━━ DATASET EXTRACT ━━
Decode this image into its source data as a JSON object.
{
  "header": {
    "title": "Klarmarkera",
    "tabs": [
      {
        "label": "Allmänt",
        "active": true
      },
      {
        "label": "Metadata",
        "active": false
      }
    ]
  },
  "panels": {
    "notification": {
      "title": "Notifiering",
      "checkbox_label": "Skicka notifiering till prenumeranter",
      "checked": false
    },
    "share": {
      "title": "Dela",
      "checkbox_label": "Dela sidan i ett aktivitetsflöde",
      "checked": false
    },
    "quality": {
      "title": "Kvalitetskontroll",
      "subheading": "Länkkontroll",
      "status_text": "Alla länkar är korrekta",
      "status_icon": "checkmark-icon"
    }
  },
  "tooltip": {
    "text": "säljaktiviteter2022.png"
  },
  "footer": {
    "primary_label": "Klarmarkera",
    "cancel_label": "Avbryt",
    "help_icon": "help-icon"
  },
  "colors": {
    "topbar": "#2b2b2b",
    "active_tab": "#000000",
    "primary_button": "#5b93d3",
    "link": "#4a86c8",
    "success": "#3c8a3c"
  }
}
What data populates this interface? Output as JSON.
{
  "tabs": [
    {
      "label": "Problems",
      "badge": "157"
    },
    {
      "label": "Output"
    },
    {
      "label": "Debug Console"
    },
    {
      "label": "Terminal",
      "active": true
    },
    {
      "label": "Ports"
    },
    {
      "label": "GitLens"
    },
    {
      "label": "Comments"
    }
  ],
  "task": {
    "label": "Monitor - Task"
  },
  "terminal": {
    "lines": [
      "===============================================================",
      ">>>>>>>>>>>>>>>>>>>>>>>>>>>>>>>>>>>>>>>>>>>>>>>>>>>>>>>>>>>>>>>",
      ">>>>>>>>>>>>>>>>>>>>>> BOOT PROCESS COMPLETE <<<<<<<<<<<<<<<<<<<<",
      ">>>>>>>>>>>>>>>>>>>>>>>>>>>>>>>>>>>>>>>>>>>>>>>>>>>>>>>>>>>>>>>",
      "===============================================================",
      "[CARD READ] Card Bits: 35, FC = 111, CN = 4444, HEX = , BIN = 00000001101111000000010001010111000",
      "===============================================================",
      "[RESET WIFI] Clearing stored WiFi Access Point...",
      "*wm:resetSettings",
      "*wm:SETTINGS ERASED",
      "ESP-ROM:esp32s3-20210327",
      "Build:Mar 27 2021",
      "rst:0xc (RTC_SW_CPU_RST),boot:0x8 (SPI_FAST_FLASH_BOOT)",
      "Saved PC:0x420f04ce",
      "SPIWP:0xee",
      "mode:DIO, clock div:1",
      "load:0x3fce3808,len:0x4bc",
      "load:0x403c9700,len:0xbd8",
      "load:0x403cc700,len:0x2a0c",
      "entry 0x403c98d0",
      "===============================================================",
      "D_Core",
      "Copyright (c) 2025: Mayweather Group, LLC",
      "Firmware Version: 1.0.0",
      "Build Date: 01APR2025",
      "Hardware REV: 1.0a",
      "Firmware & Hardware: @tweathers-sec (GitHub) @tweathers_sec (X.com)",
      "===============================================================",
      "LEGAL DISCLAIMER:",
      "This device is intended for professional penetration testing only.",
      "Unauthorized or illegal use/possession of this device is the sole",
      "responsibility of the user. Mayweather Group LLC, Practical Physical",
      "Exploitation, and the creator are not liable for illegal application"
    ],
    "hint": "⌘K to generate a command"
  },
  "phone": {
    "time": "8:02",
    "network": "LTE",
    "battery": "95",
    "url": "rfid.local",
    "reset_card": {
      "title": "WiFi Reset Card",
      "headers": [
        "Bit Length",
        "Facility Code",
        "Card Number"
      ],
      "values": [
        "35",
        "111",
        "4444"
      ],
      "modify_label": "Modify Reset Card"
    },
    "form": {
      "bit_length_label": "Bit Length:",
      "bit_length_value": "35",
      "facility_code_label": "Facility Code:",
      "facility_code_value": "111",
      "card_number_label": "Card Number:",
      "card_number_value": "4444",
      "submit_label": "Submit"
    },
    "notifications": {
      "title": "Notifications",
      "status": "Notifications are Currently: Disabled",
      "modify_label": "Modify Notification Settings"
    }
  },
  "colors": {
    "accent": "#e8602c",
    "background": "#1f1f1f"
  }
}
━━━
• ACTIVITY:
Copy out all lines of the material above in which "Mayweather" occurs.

• TASK SOLUTION:
      "Copyright (c) 2025: Mayweather Group, LLC",
      "responsibility of the user. Mayweather Group LLC, Practical Physical",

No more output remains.